Protectionism is on the rise. This doesn’t just apply to trade, but also to foreign direct investment, which is coming under increasingly critical scrutiny. Even in Switzerland, a country with a tradition of openness, there are calls – among other things in the name of “national security” – for a bureaucratically complex system of state controls. Instead of being able to decide on investment autonomously, companies would first have to wait for official approval. This trend toward the renationalization in economic policy is happening in response to the perception of growing investment activity from China – whose significance, it has to be said, is generally overestimated. As of the end of 2016, the lion’s share of investment in Swiss companies came from Western Europe (60%), and the US and Canada (24%). Asian owners accounted for 12%, and a mere 3% of all transactions between 2014 and 2017 stemmed from Chinese companies.
Screening investments is very expensive
A look abroad reveals that while many countries these days have a policy of screening investments, their track record is fairly sobering: screening bodies are rarely independent, and often represent a potential gateway for lobbying.
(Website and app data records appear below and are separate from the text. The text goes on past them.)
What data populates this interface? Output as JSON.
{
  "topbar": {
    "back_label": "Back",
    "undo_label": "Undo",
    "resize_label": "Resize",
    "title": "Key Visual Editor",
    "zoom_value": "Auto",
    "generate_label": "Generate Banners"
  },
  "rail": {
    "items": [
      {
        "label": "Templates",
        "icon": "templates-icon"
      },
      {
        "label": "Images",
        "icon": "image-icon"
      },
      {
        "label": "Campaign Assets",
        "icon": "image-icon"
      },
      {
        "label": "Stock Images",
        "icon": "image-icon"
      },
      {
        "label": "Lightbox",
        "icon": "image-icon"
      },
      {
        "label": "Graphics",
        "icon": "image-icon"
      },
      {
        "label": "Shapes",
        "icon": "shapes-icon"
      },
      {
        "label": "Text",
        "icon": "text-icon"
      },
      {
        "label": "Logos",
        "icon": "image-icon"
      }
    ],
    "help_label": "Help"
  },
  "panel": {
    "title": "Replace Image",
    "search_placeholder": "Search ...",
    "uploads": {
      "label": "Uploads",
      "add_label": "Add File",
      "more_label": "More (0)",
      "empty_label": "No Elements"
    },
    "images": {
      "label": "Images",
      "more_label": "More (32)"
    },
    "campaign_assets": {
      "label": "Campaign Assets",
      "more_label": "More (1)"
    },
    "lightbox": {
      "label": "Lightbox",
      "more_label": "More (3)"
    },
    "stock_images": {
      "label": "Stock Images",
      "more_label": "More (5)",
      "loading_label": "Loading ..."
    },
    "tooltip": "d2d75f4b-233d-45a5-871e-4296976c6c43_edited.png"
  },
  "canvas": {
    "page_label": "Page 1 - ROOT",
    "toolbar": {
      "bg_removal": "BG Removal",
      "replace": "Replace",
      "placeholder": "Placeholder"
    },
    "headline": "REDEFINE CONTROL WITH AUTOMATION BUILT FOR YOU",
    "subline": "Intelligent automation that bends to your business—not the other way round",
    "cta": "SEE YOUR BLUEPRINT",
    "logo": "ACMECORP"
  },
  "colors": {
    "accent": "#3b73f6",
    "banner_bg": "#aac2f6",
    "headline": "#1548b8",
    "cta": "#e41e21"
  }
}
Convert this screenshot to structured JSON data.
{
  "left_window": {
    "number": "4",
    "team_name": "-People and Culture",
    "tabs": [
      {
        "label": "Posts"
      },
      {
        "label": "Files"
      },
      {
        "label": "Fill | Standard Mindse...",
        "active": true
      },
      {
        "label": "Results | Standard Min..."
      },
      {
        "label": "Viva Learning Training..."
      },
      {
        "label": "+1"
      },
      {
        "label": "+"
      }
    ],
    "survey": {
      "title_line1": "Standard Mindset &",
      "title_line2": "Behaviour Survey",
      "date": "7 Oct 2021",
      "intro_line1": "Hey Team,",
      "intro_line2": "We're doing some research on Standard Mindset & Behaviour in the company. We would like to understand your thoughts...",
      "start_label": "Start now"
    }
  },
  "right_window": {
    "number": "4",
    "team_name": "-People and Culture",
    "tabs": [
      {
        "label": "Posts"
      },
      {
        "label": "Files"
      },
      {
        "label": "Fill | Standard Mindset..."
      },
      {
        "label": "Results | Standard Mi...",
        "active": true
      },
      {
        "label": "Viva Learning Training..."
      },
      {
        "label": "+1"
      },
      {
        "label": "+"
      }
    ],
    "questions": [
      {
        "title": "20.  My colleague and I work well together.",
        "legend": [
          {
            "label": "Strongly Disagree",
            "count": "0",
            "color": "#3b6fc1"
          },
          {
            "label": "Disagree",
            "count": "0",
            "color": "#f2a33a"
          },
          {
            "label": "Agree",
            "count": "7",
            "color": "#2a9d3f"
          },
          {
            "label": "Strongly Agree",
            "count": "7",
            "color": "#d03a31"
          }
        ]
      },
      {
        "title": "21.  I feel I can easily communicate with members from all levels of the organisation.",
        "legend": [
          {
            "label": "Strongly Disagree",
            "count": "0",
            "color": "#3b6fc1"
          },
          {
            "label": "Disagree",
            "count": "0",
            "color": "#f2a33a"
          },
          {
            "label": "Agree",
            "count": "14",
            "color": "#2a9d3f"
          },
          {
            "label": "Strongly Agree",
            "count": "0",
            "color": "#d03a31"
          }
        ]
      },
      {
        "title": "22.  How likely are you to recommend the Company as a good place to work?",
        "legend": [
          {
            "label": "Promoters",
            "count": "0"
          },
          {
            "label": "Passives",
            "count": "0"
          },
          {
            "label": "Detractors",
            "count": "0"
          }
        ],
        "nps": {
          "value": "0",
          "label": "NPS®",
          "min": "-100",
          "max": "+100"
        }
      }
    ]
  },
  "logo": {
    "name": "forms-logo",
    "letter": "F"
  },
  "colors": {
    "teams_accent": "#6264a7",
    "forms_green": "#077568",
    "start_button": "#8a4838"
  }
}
According to Avenir Suisse’s calculations, a Swiss screening authority could involve a considerable amount of effort and expense: in 20016/17 no fewer than 180, or 46%, of cross-border acquisitions would have been subject to screening if the Swiss authorities had proceeded according to the guidelines proposed by the EU commission. And that’s not all. Even now there can be no talk of “unrestricted” access to the Swiss economy, as the state has the option of expropriation at any time for reasons of national security, and the Lex Koller (the federal law on the acquisition of real estate in Switzerland by non-residents) is one of the most restrictive pieces of legislation in the world.
Providing meaningful protection for business
Given the major cost of investment screening we should remind ourselves of the importance of foreign direct investment (FDI) for the economy. Since 1985 FDI has increased by a factor of 24 in real terms, and Switzerland now comes fourth in the OECD rankings as a destination for investment. Because innovative sectors attract a larger proportion of foreign direct investment, FDIs play an important role in terms of employment, tax revenues, and boosting productivity. In other words the cross-border transfer of capital, technology, and entrepreneurship is a crucial pillar of our prosperity, which means that this country should be made more open to foreign investment rather than more restrictive.
Even though the risks of industrial espionage and violation of property rights shouldn’t be ignored, given that the ownership situation on its own does not necessarily constitute a threat, investment screening would not be a very effective response. Nevertheless, a level playing field with China allowing Swiss companies free market access would be a worthwhile goal.
Given that an increase in corporate mergers could erode competition in general, Avenir Suisse calls for the current merger control policy, which so far has been fairly ineffectual, to be bolstered.